In one of her New Yorker essays, Pulitzer-winning critic Emily Nussbaum called this show a “moody, pastoral rape-and-murder drama.” And that is precisely what it is — instead of judging or pitying the characters or their circumstances, we are shown how people treat sex crimes, as if they are an ephemeral nightmare that will end once you wake up.

Twin Peaks (1990-1991)

Mare of Easttown is sublime television not just because of the volume of subjects it masterfully grapples with, but also because of its portrayal of the idiosyncratic. It sprinkles wry humour throughout, adding moments of levity when you least expect it. David Lynch’s Twin Peaks benefits from a similar treatment.

Defending Jacob (2020)

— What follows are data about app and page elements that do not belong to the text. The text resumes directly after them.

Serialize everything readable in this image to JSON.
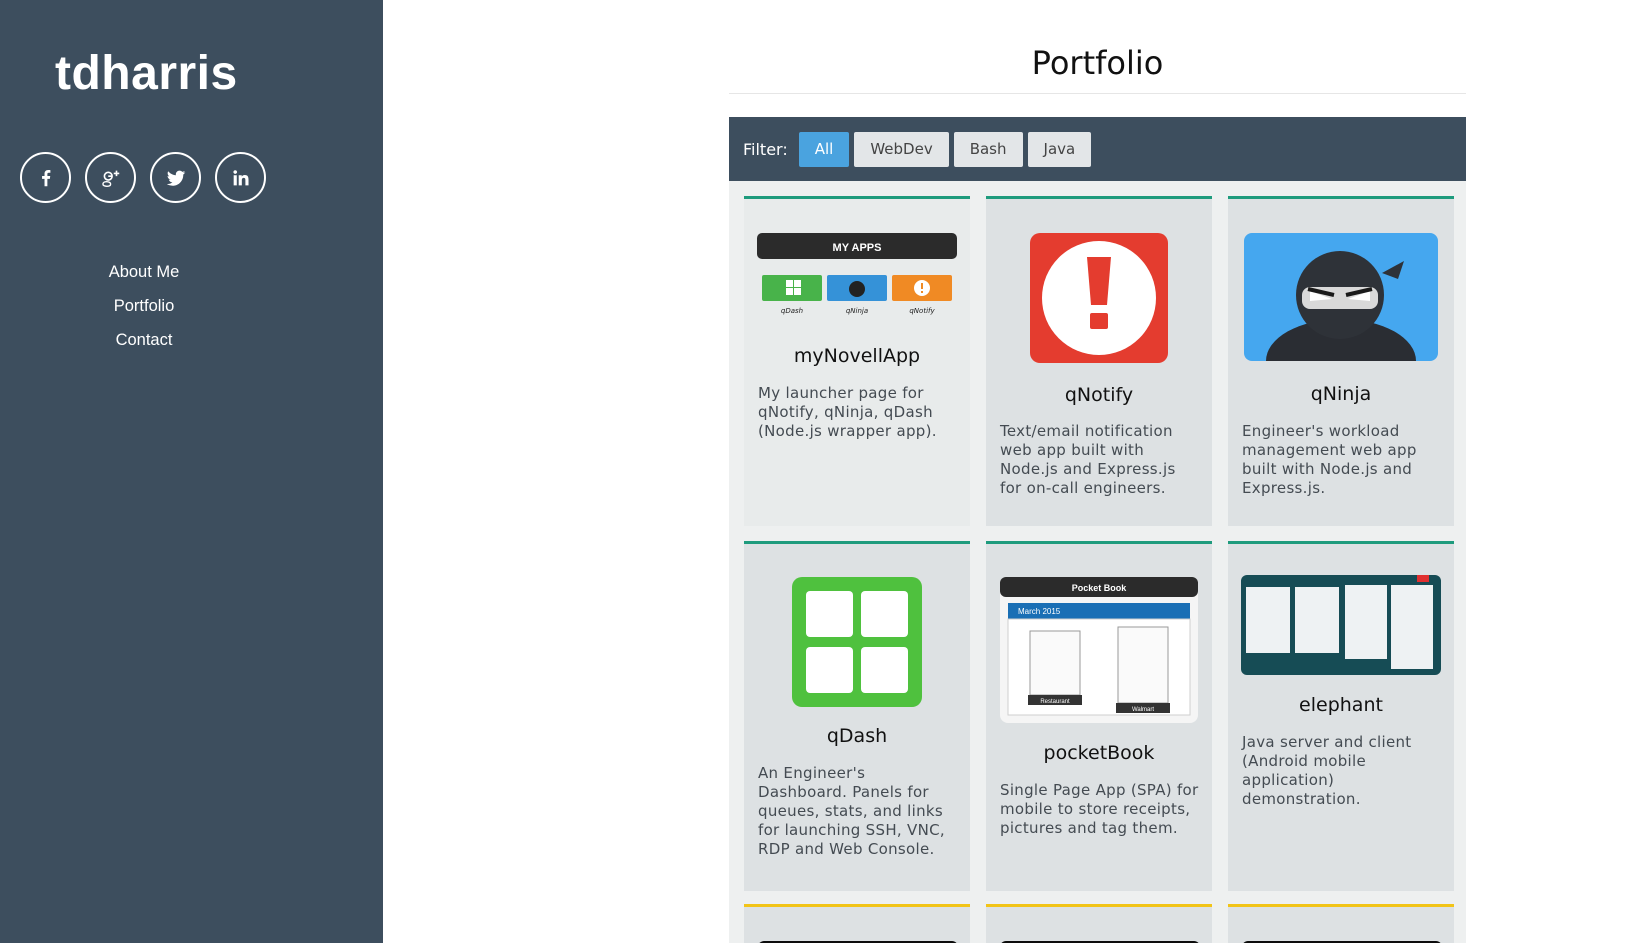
{
  "sidebar": {
    "brand": "tdharris",
    "social_icons": [
      "facebook-icon",
      "google-plus-icon",
      "twitter-icon",
      "linkedin-icon"
    ],
    "nav": [
      "About Me",
      "Portfolio",
      "Contact"
    ]
  },
  "main": {
    "title": "Portfolio",
    "filter": {
      "label": "Filter:",
      "options": [
        "All",
        "WebDev",
        "Bash",
        "Java"
      ],
      "active": "All"
    },
    "cards": [
      {
        "name": "myNovellApp",
        "desc": "My launcher page for qNotify, qNinja, qDash (Node.js wrapper app).",
        "image": "my-apps-screenshot",
        "thumb_text": {
          "header": "MY APPS",
          "labels": [
            "qDash",
            "qNinja",
            "qNotify"
          ]
        }
      },
      {
        "name": "qNotify",
        "desc": "Text/email notification web app built with Node.js and Express.js for on-call engineers.",
        "image": "exclamation-icon"
      },
      {
        "name": "qNinja",
        "desc": "Engineer's workload management web app built with Node.js and Express.js.",
        "image": "ninja-icon"
      },
      {
        "name": "qDash",
        "desc": "An Engineer's Dashboard. Panels for queues, stats, and links for launching SSH, VNC, RDP and Web Console.",
        "image": "dashboard-grid-icon"
      },
      {
        "name": "pocketBook",
        "desc": "Single Page App (SPA) for mobile to store receipts, pictures and tag them.",
        "image": "pocketbook-screenshot",
        "thumb_text": {
          "header": "Pocket Book",
          "month": "March 2015",
          "tags": [
            "Restaurant",
            "Walmart"
          ]
        }
      },
      {
        "name": "elephant",
        "desc": "Java server and client (Android mobile application) demonstration.",
        "image": "elephant-screenshot"
      }
    ],
    "accent_colors": {
      "sidebar": "#3d4e5e",
      "active_filter": "#4aa3df",
      "card_border_green": "#1e9b7d",
      "card_border_yellow": "#f2c417"
    }
  }
}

This one is a bit different, not only in terms of its content but also quality. Yes, its episodic length can be fairly plodding and frustrating. However, it’s the performances and unusual narrative that help you overlook the show’s missteps. Chris Evans plays an assistant DA whose 14-year-old son is accused of murdering his classmate.